- _THE PROBLEM_:
Copy, from the entries below, each line where the word "Christmas" can be found.

- _PROVIDED MATERIAL_:

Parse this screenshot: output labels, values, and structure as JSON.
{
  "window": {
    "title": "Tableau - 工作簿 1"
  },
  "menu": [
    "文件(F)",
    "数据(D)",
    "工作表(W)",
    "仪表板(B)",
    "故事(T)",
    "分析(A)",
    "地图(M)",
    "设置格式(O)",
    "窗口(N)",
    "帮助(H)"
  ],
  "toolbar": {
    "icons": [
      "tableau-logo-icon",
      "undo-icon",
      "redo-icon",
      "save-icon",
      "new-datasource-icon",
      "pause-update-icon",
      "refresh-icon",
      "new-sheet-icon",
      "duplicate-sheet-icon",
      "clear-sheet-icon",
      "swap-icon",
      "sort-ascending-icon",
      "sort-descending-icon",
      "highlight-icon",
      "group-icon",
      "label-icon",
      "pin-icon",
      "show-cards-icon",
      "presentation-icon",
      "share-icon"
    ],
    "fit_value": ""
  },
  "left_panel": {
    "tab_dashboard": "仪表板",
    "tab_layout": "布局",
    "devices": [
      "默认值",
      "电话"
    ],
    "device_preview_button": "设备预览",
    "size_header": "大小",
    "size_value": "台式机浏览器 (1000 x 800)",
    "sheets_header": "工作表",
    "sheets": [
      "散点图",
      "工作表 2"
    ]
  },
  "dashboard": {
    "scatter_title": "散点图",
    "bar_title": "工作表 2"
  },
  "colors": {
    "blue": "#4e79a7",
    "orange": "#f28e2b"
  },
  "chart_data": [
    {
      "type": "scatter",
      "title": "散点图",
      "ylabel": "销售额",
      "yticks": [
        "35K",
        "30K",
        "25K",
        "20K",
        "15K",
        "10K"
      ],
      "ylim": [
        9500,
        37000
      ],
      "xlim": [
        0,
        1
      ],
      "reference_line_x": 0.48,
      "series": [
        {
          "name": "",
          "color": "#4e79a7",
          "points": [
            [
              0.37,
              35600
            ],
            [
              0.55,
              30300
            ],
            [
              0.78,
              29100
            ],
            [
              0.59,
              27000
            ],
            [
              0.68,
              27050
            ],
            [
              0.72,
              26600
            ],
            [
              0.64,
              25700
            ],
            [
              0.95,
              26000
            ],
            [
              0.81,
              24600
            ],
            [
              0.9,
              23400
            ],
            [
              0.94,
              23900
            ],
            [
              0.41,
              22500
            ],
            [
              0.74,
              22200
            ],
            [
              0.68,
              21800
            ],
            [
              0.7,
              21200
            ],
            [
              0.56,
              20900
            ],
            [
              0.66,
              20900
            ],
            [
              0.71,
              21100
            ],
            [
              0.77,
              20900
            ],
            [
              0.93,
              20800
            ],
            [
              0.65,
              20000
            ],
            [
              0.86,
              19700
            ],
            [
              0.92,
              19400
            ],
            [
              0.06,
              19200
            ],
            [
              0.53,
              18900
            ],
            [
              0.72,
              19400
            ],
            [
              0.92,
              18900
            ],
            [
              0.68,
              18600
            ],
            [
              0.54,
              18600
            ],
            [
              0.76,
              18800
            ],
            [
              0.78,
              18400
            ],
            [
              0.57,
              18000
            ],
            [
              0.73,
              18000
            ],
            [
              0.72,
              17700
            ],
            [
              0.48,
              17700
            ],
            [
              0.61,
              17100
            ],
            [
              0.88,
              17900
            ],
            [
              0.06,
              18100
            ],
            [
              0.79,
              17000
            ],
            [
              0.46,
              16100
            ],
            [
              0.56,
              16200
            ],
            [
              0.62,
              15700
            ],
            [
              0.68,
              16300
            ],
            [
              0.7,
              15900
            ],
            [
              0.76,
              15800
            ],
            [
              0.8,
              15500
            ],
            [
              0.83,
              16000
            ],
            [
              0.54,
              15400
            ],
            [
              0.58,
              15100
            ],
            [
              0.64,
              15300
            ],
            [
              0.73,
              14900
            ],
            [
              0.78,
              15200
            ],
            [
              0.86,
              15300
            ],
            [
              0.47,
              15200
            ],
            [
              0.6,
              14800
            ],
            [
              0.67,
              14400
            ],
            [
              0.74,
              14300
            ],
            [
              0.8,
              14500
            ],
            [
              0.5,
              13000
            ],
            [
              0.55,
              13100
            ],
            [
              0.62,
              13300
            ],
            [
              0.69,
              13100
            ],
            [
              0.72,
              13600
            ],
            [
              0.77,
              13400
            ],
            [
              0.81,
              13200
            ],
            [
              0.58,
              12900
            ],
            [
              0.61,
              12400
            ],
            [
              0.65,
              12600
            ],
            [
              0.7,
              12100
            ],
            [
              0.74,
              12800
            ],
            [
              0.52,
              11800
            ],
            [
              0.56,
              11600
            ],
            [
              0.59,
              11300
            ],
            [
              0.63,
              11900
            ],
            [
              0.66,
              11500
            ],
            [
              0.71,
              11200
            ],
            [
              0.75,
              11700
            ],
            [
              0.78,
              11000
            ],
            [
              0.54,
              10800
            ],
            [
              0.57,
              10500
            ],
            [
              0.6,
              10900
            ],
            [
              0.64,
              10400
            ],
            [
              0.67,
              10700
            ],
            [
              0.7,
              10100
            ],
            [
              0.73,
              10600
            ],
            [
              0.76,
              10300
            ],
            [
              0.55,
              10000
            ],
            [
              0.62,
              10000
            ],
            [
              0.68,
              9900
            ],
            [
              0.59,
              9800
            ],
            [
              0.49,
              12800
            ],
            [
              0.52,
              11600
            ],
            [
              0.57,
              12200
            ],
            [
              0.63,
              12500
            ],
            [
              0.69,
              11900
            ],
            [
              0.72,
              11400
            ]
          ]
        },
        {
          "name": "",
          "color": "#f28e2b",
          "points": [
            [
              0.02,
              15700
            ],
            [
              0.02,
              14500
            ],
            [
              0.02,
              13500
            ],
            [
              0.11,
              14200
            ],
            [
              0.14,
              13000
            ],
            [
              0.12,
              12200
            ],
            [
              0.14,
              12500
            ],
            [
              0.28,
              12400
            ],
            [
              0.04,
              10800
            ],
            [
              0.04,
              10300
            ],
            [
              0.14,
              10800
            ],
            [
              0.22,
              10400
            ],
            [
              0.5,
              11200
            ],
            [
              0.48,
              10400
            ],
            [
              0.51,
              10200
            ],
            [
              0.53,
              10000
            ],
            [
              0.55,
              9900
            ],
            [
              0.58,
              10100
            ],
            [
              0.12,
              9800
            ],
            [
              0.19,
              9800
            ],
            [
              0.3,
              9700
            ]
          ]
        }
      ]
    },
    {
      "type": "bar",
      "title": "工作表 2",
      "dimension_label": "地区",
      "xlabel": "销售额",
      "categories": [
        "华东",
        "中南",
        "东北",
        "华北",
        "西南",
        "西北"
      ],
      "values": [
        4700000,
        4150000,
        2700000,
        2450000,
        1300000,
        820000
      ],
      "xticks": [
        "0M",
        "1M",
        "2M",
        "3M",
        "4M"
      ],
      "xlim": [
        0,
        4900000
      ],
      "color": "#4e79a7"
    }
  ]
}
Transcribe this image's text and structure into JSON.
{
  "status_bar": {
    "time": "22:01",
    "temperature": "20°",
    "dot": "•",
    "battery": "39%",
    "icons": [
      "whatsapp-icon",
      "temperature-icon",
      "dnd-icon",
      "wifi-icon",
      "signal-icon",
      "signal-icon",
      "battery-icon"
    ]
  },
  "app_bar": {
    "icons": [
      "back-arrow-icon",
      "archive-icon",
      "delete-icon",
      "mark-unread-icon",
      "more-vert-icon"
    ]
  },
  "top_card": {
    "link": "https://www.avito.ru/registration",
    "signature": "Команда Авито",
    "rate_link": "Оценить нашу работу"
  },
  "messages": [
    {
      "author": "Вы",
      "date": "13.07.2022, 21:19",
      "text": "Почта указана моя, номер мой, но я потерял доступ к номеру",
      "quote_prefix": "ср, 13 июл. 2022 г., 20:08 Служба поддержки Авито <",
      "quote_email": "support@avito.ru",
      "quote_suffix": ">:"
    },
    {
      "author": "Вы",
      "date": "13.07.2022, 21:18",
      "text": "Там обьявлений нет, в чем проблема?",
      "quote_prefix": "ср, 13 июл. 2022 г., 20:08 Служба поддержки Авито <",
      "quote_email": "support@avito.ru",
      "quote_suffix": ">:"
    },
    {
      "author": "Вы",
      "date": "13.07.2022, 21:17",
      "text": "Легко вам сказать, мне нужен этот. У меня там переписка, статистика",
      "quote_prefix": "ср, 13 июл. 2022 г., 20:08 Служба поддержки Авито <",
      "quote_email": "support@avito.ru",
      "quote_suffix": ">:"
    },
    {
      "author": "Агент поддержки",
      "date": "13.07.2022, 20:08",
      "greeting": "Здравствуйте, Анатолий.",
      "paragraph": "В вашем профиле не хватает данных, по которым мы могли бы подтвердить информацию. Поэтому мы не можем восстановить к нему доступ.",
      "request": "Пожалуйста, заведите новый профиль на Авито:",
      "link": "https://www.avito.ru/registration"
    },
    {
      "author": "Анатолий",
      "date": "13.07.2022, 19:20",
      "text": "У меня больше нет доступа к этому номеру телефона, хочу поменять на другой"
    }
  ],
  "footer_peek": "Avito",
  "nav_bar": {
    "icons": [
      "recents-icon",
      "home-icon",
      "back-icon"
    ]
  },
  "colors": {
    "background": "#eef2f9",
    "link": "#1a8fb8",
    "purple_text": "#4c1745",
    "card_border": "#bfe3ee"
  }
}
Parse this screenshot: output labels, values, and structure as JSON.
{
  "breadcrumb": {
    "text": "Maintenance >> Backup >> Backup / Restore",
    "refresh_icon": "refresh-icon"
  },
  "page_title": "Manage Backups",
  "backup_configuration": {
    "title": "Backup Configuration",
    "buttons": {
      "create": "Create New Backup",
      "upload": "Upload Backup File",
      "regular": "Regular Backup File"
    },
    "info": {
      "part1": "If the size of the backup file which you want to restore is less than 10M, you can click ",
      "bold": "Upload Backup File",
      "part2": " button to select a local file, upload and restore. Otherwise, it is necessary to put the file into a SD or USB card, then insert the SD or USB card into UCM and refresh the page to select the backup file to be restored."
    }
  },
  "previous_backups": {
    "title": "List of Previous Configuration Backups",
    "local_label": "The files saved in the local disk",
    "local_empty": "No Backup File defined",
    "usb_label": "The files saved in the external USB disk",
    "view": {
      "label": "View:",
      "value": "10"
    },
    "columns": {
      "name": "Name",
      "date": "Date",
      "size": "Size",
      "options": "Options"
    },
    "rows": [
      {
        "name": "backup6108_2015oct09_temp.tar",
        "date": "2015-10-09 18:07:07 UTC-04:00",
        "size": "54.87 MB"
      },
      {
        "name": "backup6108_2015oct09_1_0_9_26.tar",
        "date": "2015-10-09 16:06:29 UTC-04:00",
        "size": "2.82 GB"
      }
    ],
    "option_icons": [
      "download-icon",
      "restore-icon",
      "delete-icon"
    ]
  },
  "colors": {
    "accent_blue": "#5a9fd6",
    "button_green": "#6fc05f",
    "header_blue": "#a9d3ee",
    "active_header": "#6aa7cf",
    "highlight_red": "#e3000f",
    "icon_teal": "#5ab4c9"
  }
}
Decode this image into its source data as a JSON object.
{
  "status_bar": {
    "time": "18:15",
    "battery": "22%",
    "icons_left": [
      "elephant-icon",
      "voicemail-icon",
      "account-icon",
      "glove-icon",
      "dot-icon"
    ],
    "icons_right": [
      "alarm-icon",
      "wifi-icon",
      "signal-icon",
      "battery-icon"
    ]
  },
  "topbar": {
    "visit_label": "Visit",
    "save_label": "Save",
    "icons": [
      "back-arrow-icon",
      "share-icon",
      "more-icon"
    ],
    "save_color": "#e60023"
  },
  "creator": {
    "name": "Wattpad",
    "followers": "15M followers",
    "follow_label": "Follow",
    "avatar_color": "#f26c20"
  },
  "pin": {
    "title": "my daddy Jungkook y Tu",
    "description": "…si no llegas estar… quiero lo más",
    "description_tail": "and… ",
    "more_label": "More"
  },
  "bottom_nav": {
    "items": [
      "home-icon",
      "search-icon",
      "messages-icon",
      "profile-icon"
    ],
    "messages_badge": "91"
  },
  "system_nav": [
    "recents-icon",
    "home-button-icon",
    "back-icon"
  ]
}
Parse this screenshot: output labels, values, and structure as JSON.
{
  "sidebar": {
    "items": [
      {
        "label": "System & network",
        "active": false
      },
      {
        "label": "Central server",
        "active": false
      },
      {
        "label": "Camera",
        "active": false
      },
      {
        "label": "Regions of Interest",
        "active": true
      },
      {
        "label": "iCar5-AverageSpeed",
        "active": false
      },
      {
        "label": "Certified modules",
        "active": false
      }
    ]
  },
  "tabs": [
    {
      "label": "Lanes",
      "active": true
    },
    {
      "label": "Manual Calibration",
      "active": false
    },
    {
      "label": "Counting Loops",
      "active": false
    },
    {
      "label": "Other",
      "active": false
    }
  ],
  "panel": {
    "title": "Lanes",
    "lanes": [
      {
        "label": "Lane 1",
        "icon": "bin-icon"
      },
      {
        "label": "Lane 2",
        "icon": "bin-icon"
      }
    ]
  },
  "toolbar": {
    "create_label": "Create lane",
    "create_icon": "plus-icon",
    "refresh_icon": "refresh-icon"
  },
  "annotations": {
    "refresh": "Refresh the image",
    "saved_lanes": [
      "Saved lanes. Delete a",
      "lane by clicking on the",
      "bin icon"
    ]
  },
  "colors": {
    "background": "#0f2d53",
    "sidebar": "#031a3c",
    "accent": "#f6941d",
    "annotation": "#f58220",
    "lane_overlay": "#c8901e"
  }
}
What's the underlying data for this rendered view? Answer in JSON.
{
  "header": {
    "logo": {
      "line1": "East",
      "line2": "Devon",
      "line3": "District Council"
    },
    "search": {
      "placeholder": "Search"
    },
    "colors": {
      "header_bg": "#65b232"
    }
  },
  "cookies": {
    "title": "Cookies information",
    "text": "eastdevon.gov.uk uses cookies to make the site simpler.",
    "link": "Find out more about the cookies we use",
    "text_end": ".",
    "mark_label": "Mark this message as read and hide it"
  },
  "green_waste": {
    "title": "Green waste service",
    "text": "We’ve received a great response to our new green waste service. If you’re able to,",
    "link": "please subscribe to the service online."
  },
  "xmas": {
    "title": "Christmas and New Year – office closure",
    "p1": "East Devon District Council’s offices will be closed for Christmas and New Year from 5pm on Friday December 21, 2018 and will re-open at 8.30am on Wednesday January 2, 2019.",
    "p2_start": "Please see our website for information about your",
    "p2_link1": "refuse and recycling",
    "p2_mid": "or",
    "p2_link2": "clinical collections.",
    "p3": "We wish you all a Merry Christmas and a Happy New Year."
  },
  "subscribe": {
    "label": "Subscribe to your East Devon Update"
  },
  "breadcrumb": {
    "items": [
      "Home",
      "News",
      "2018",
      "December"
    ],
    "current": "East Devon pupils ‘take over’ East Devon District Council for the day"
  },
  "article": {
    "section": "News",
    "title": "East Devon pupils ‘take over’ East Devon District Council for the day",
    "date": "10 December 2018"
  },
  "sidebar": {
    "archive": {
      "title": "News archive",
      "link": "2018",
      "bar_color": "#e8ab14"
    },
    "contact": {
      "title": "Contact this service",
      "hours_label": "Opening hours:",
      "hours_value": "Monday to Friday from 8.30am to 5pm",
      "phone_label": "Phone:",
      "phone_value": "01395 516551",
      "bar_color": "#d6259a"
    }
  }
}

- _RESPONSE_:
    "title": "Christmas and New Year – office closure",
    "p1": "East Devon District Council’s offices will be closed for Christmas and New Year from 5pm on Friday December 21, 2018 and will re-open at 8.30am on Wednesday January 2, 2019.",
    "p3": "We wish you all a Merry Christmas and a Happy New Year."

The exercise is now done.